▸ WORK INSTRUCTIONS:
Restate the listing below word for word, and leave its pictures behind.

▸ EXERCISE INPUT:
⟨

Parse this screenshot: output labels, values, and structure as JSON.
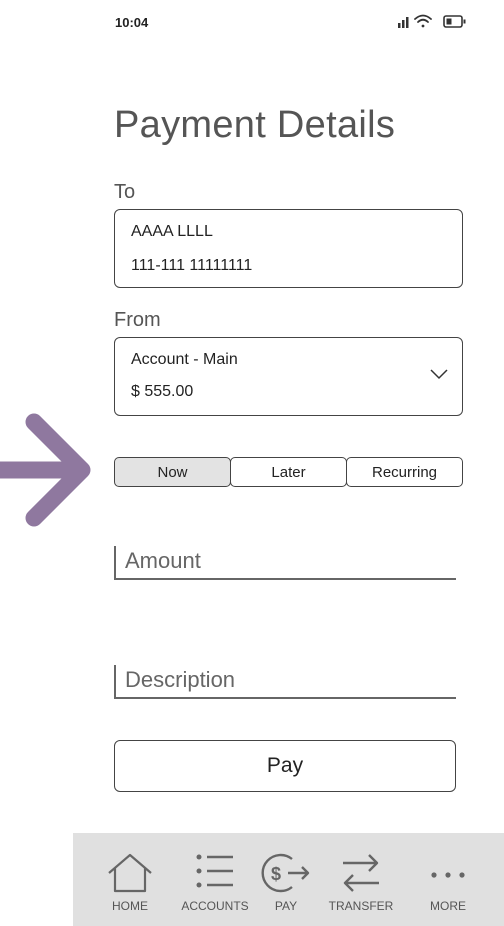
{
  "status_bar": {
    "time": "10:04"
  },
  "header": {
    "title": "Payment Details"
  },
  "to": {
    "label": "To",
    "name": "AAAA LLLL",
    "account_number": "111-111 11111111"
  },
  "from": {
    "label": "From",
    "account": "Account - Main",
    "balance": "$ 555.00"
  },
  "timing": {
    "options": [
      "Now",
      "Later",
      "Recurring"
    ],
    "selected": "Now"
  },
  "amount": {
    "placeholder": "Amount"
  },
  "description": {
    "placeholder": "Description"
  },
  "pay_button": {
    "label": "Pay"
  },
  "bottom_nav": {
    "items": [
      {
        "label": "HOME",
        "icon": "home-icon"
      },
      {
        "label": "ACCOUNTS",
        "icon": "list-icon"
      },
      {
        "label": "PAY",
        "icon": "pay-icon"
      },
      {
        "label": "TRANSFER",
        "icon": "transfer-icon"
      },
      {
        "label": "MORE",
        "icon": "more-icon"
      }
    ]
  },
  "colors": {
    "arrow": "#8f789f",
    "nav_background": "#e0e0e0",
    "selected_segment": "#e3e3e3"
  }
}
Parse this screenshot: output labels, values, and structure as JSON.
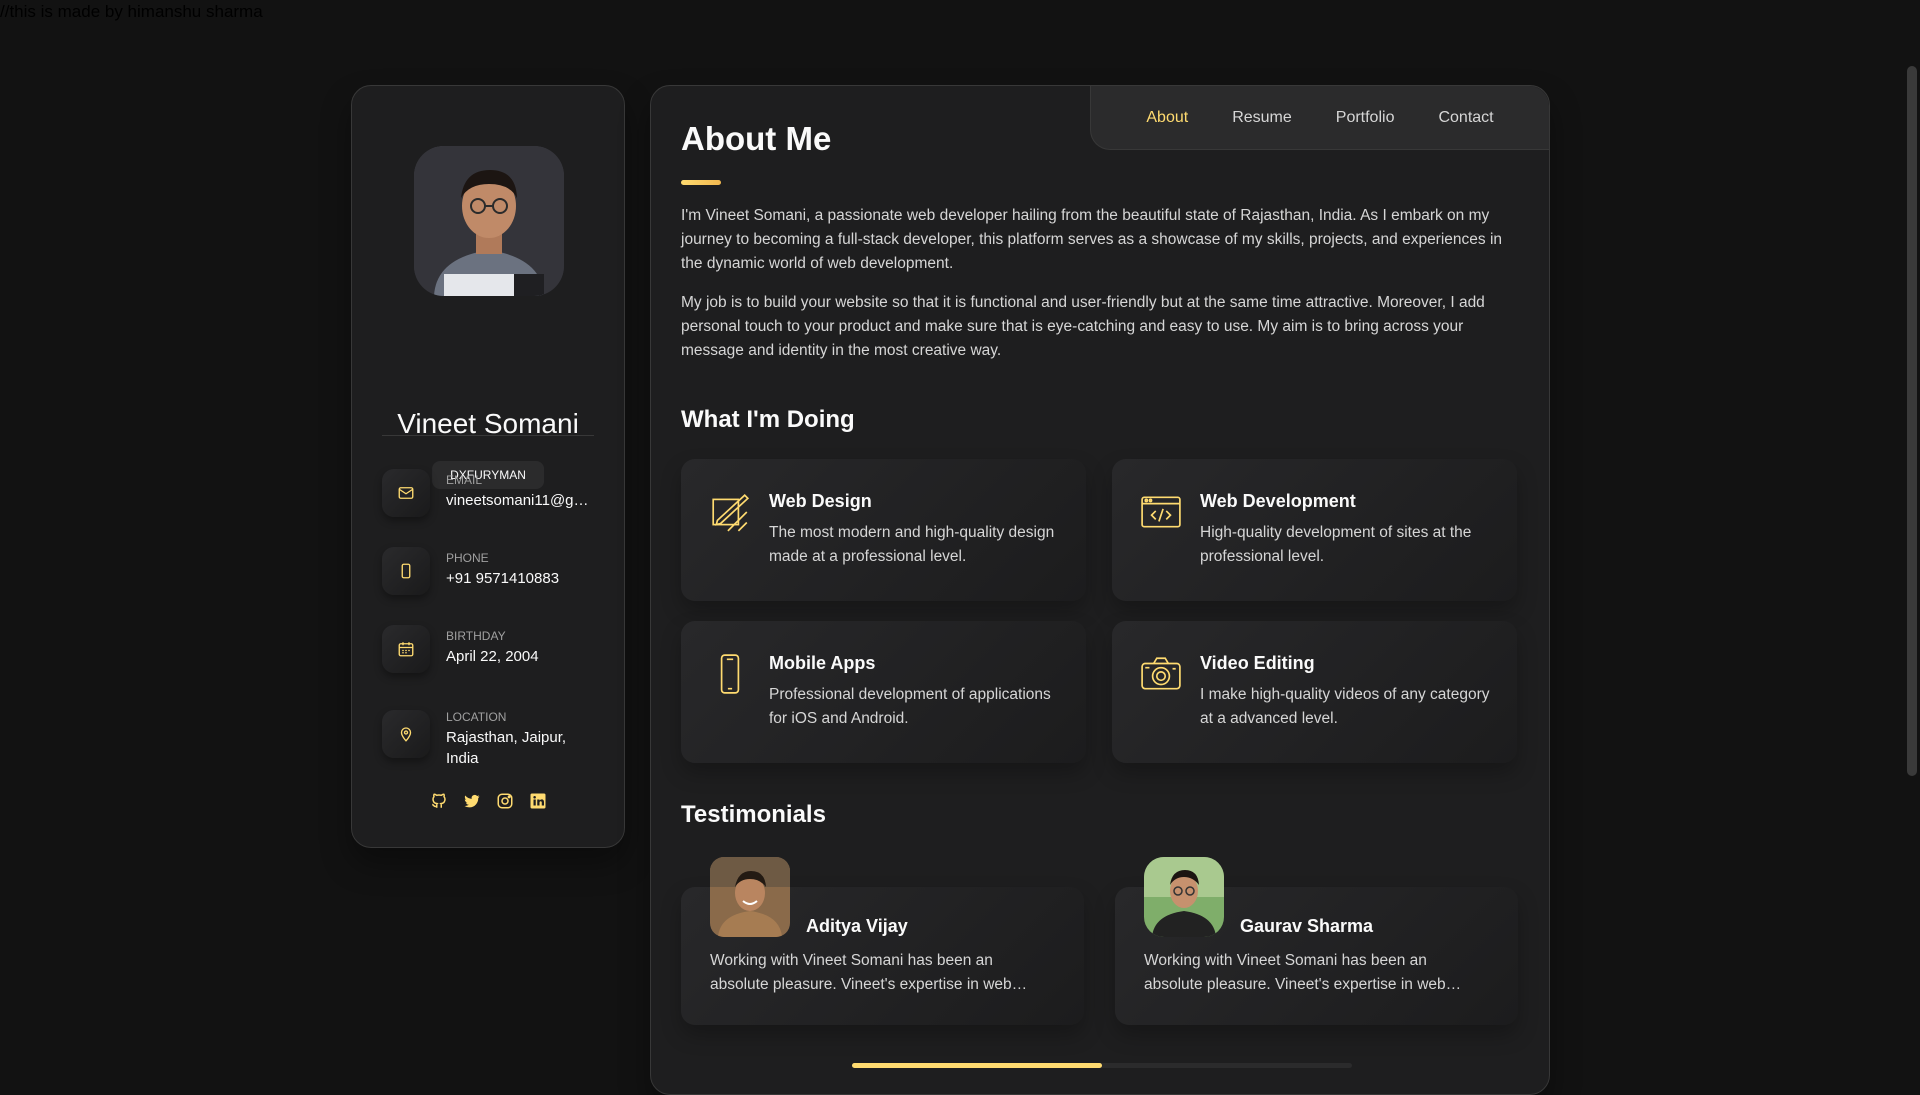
{
  "page_note": "//this is made by himanshu sharma",
  "profile": {
    "name": "Vineet Somani",
    "title": "DXFURYMAN"
  },
  "contacts": [
    {
      "label": "EMAIL",
      "value": "vineetsomani11@gm...",
      "icon": "mail-icon"
    },
    {
      "label": "PHONE",
      "value": "+91 9571410883",
      "icon": "phone-icon"
    },
    {
      "label": "BIRTHDAY",
      "value": "April 22, 2004",
      "icon": "calendar-icon"
    },
    {
      "label": "LOCATION",
      "value": "Rajasthan, Jaipur, India",
      "icon": "location-pin-icon"
    }
  ],
  "socials": [
    "github-icon",
    "twitter-icon",
    "instagram-icon",
    "linkedin-icon"
  ],
  "nav": {
    "items": [
      "About",
      "Resume",
      "Portfolio",
      "Contact"
    ],
    "active": "About"
  },
  "about": {
    "title": "About Me",
    "paragraphs": [
      "I'm Vineet Somani, a passionate web developer hailing from the beautiful state of Rajasthan, India. As I embark on my journey to becoming a full-stack developer, this platform serves as a showcase of my skills, projects, and experiences in the dynamic world of web development.",
      "My job is to build your website so that it is functional and user-friendly but at the same time attractive. Moreover, I add personal touch to your product and make sure that is eye-catching and easy to use. My aim is to bring across your message and identity in the most creative way."
    ]
  },
  "services": {
    "title": "What I'm Doing",
    "items": [
      {
        "title": "Web Design",
        "text": "The most modern and high-quality design made at a professional level.",
        "icon": "design-icon"
      },
      {
        "title": "Web Development",
        "text": "High-quality development of sites at the professional level.",
        "icon": "code-icon"
      },
      {
        "title": "Mobile Apps",
        "text": "Professional development of applications for iOS and Android.",
        "icon": "mobile-icon"
      },
      {
        "title": "Video Editing",
        "text": "I make high-quality videos of any category at a advanced level.",
        "icon": "camera-icon"
      }
    ]
  },
  "testimonials": {
    "title": "Testimonials",
    "items": [
      {
        "name": "Aditya Vijay",
        "text": "Working with Vineet Somani has been an absolute pleasure. Vineet's expertise in web development is outstanding."
      },
      {
        "name": "Gaurav Sharma",
        "text": "Working with Vineet Somani has been an absolute pleasure. Vineet's expertise in web development is outstanding."
      }
    ],
    "scroll_progress": 0.5
  },
  "colors": {
    "accent": "#ffdb70",
    "background": "#121212",
    "card": "#1e1e1f"
  }
}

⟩

▸ RESULT BELOW:
Parse this screenshot: output labels, values, and structure as JSON.
{
  "status_bar": {
    "time": "10:04"
  },
  "header": {
    "title": "Payment Details"
  },
  "to": {
    "label": "To",
    "name": "AAAA LLLL",
    "account_number": "111-111 11111111"
  },
  "from": {
    "label": "From",
    "account": "Account - Main",
    "balance": "$ 555.00"
  },
  "timing": {
    "options": [
      "Now",
      "Later",
      "Recurring"
    ],
    "selected": "Now"
  },
  "amount": {
    "placeholder": "Amount"
  },
  "description": {
    "placeholder": "Description"
  },
  "pay_button": {
    "label": "Pay"
  },
  "bottom_nav": {
    "items": [
      {
        "label": "HOME",
        "icon": "home-icon"
      },
      {
        "label": "ACCOUNTS",
        "icon": "list-icon"
      },
      {
        "label": "PAY",
        "icon": "pay-icon"
      },
      {
        "label": "TRANSFER",
        "icon": "transfer-icon"
      },
      {
        "label": "MORE",
        "icon": "more-icon"
      }
    ]
  },
  "colors": {
    "arrow": "#8f789f",
    "nav_background": "#e0e0e0",
    "selected_segment": "#e3e3e3"
  }
}
Parse this screenshot: output labels, values, and structure as JSON.
{
  "page_note": "//this is made by himanshu sharma",
  "profile": {
    "name": "Vineet Somani",
    "title": "DXFURYMAN"
  },
  "contacts": [
    {
      "label": "EMAIL",
      "value": "vineetsomani11@gm...",
      "icon": "mail-icon"
    },
    {
      "label": "PHONE",
      "value": "+91 9571410883",
      "icon": "phone-icon"
    },
    {
      "label": "BIRTHDAY",
      "value": "April 22, 2004",
      "icon": "calendar-icon"
    },
    {
      "label": "LOCATION",
      "value": "Rajasthan, Jaipur, India",
      "icon": "location-pin-icon"
    }
  ],
  "socials": [
    "github-icon",
    "twitter-icon",
    "instagram-icon",
    "linkedin-icon"
  ],
  "nav": {
    "items": [
      "About",
      "Resume",
      "Portfolio",
      "Contact"
    ],
    "active": "About"
  },
  "about": {
    "title": "About Me",
    "paragraphs": [
      "I'm Vineet Somani, a passionate web developer hailing from the beautiful state of Rajasthan, India. As I embark on my journey to becoming a full-stack developer, this platform serves as a showcase of my skills, projects, and experiences in the dynamic world of web development.",
      "My job is to build your website so that it is functional and user-friendly but at the same time attractive. Moreover, I add personal touch to your product and make sure that is eye-catching and easy to use. My aim is to bring across your message and identity in the most creative way."
    ]
  },
  "services": {
    "title": "What I'm Doing",
    "items": [
      {
        "title": "Web Design",
        "text": "The most modern and high-quality design made at a professional level.",
        "icon": "design-icon"
      },
      {
        "title": "Web Development",
        "text": "High-quality development of sites at the professional level.",
        "icon": "code-icon"
      },
      {
        "title": "Mobile Apps",
        "text": "Professional development of applications for iOS and Android.",
        "icon": "mobile-icon"
      },
      {
        "title": "Video Editing",
        "text": "I make high-quality videos of any category at a advanced level.",
        "icon": "camera-icon"
      }
    ]
  },
  "testimonials": {
    "title": "Testimonials",
    "items": [
      {
        "name": "Aditya Vijay",
        "text": "Working with Vineet Somani has been an absolute pleasure. Vineet's expertise in web development is outstanding."
      },
      {
        "name": "Gaurav Sharma",
        "text": "Working with Vineet Somani has been an absolute pleasure. Vineet's expertise in web development is outstanding."
      }
    ],
    "scroll_progress": 0.5
  },
  "colors": {
    "accent": "#ffdb70",
    "background": "#121212",
    "card": "#1e1e1f"
  }
}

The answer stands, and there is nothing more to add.